See also Day ; Day of the Lord, God, Christ, the ; Second Coming of Christ ...
Bibliography
Presence - It may be said that while the hope of the Second Coming of Christ in the earlier sense has never died out of the Christian Church, the normal Christian attitude throughout the ages has been rather that mirrored in St
Romans, Book of - First, Romans does not contain any discussion or emphasis on some things Paul clearly believed strongly as we know from his other letters—such as the Lord's Supper (1 Corinthians 11:17-34 ) and the Second Coming of Christ (1 Thessalonians 4:13-5:11 )
Eschatology - It includes such matters as the consummation of the age, the day of judgment, the Second Coming of Christ, the resurrection, the millennium, and the fixing of the conditions of eternity
Resurrection - Adams...
See also Second Coming of Christ ...
Bibliography
Zechariah, Theology of - Christians emphasize the spiritual world and the Second Coming of Christ to such an extent that they neglect material needs

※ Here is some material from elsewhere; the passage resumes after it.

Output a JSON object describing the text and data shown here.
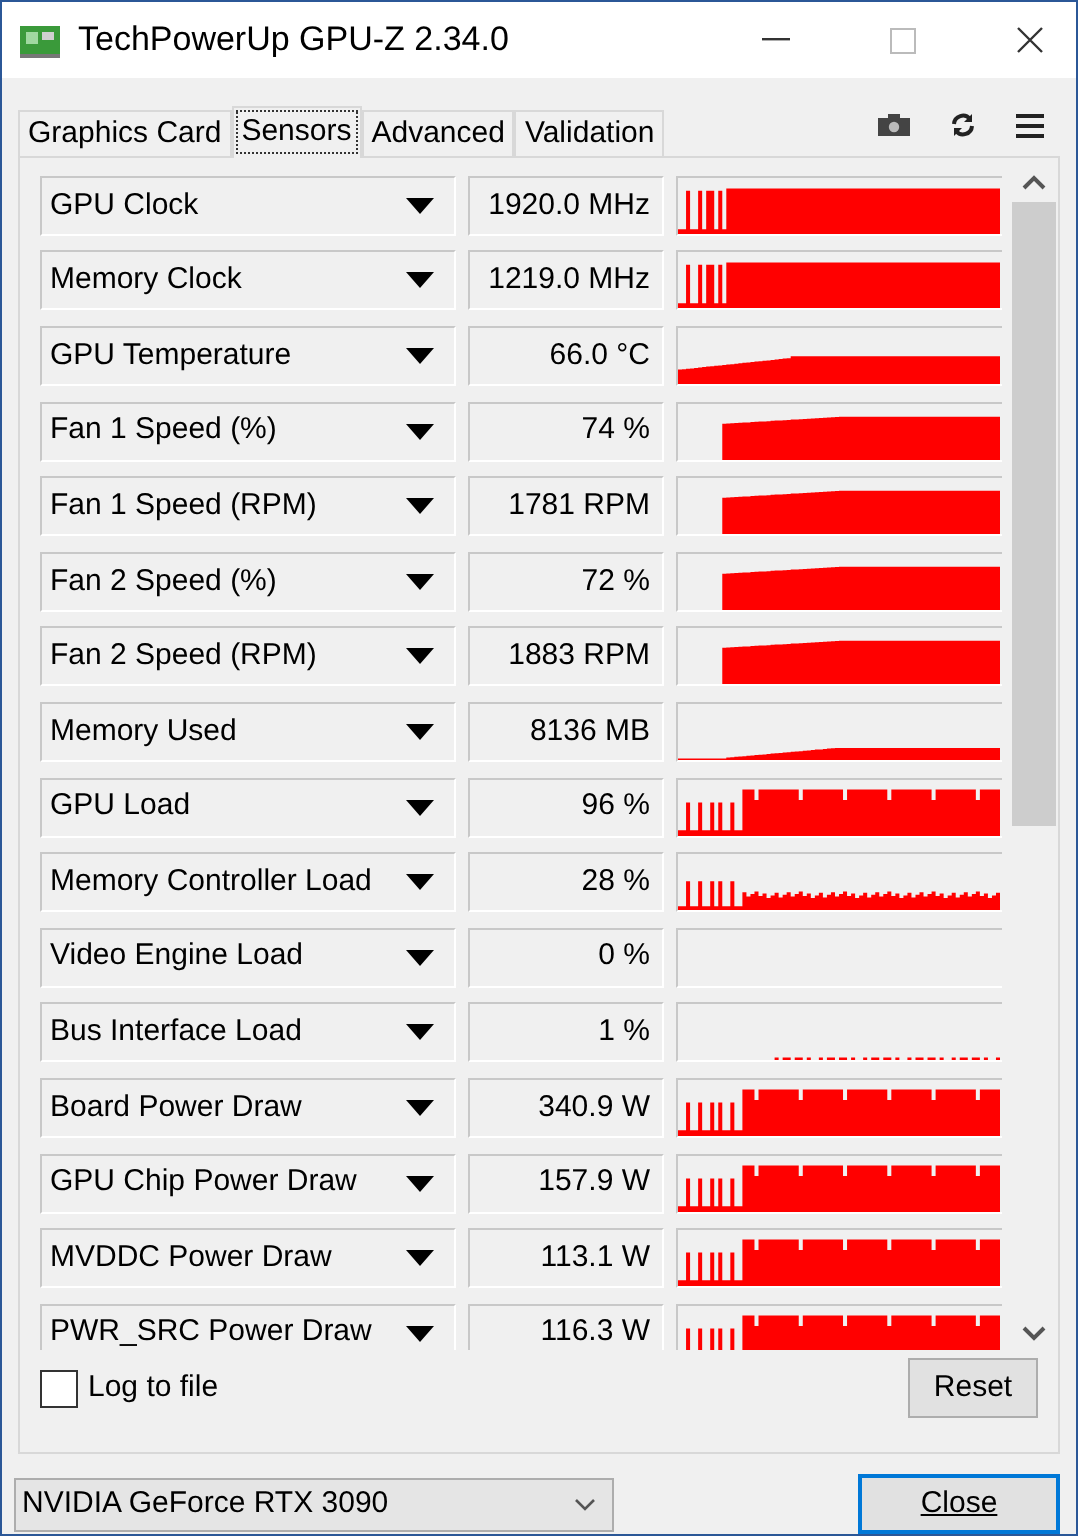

Day of the Lord, God, Christ, the - In the same vein, Paul associates the Second Coming of Christ with destructive power (1 Thessalonians 5:2-3 )
Revelation, Theology of - ...
Paul Andrew Rainbow...
See also Apocalyptic ; Persecution ; Second Coming of Christ ...
Bibliography
Prophet - prophecies combining the first coming and the Second Coming of Christ, the parts concerning the latter of course yet require patient and prayerful investigation
John, Theology of - Eschatology concerns the "last things" and usually in the Gospels refers to the events surrounding the Second Coming of Christ